Who knew? Power plants use 40% of U.S. freshwater supplies. How will they cope with a drier climate? Who will keep the lights on when the water runs out?
Notes: Thermoelectric plants (nuclear, coal and gas) make up roughly 90 percent of the U.S. electricity mix and they use 40 percent of the nation’s freshwater supplies. Climate change will reduce freshwater supplies and threaten power plants that use water for cooling.
Researchers note that during recent warm, dry summers several thermoelectric power plants in Europe and the southeastern United States were forced to reduce production owing to cooling-water scarcity.
The researchers used a physically based hydrological and water temperature modelling framework in combination with an electricity production model, to show a summer average decrease in capacity of power plants of 4.4–16% in the United States depending on cooling system type and climate scenario for 2031–2060.

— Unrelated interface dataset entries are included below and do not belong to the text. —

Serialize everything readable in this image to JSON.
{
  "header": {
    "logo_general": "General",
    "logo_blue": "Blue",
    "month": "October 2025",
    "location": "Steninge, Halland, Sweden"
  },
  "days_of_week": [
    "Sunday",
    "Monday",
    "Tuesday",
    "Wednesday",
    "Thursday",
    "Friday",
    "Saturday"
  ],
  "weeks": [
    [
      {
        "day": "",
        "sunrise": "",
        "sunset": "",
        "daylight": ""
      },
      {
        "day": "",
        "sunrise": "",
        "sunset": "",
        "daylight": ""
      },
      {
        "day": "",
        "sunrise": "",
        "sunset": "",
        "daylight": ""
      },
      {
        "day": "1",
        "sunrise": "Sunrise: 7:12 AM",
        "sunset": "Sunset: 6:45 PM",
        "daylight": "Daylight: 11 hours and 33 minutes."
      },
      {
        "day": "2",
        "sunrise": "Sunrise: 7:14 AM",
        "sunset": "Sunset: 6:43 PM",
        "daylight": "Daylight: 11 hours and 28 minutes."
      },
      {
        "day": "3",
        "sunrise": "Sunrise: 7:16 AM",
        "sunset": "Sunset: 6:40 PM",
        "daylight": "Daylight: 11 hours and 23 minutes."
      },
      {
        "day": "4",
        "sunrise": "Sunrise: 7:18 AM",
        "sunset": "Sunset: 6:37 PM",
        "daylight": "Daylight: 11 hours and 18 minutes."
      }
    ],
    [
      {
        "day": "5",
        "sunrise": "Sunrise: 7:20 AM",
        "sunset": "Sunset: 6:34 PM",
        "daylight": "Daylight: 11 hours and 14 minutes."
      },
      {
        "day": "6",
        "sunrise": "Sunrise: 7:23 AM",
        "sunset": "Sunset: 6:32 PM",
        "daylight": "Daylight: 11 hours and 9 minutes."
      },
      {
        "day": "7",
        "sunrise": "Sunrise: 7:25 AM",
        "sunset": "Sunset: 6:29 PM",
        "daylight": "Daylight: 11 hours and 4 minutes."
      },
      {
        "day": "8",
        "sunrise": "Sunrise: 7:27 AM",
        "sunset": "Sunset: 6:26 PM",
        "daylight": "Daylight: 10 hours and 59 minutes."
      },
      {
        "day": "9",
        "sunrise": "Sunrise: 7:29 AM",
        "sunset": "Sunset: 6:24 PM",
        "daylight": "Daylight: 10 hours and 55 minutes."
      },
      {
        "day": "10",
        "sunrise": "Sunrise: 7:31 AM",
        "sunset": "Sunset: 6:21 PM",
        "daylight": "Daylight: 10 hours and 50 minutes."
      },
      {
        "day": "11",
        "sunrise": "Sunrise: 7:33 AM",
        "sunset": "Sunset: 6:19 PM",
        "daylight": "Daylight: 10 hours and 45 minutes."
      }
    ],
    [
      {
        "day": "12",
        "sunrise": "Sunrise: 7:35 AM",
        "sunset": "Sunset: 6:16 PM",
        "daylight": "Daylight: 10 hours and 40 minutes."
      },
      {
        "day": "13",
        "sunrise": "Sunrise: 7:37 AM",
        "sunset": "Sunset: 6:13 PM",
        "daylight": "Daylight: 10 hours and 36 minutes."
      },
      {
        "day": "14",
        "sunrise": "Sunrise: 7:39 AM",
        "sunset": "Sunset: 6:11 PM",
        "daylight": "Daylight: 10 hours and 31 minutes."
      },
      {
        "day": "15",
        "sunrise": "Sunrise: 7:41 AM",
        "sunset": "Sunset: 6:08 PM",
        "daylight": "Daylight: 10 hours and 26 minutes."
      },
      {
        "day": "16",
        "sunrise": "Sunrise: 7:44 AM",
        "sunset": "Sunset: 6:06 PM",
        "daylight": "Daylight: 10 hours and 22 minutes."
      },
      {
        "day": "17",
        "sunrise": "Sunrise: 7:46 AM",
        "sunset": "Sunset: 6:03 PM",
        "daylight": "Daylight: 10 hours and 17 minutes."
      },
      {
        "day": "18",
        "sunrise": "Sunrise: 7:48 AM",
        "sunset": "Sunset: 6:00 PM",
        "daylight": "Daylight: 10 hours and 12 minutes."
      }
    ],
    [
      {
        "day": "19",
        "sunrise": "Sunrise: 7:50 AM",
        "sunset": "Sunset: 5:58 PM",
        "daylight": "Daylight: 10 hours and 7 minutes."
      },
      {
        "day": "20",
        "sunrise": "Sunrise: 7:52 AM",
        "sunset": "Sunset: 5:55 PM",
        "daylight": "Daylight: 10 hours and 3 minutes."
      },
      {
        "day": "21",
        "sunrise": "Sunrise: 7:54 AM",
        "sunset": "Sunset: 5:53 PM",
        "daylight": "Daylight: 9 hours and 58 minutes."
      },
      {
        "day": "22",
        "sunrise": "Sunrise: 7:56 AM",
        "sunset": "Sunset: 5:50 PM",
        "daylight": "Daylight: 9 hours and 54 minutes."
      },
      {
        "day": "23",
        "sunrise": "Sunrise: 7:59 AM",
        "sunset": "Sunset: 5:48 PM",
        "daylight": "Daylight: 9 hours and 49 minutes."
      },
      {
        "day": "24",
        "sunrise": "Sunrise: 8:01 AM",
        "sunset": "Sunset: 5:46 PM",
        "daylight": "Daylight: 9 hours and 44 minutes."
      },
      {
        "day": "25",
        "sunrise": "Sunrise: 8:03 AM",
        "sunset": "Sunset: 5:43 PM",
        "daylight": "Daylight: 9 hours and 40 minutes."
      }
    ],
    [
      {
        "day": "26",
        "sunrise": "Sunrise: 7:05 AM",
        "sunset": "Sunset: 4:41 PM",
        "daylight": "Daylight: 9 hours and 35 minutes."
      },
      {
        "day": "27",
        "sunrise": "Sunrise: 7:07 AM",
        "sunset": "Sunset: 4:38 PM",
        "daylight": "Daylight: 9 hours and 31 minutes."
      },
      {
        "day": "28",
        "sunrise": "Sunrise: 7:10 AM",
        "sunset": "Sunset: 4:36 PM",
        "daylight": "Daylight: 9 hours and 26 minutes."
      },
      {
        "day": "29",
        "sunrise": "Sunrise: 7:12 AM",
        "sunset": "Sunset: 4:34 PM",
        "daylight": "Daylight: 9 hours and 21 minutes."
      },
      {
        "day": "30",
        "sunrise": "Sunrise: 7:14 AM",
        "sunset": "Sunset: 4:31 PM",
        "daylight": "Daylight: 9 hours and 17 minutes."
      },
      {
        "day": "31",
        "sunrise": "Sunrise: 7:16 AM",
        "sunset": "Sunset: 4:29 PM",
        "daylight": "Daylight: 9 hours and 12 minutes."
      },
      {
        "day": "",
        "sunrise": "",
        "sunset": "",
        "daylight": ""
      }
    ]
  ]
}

They found that probabilities of extreme (>90%) reductions in thermoelectric power production will on average increase by a factor of three.
Comment: The large amount of freshwater used to produce electricity is not widely known. Renewables like wind, solar and hydro are not as vulnerable to water shortages as nuclear, coal and gas generating plants.
Renewable energy can help reduce the extent of climate change AND also help adapt to the changes that can't be avoided.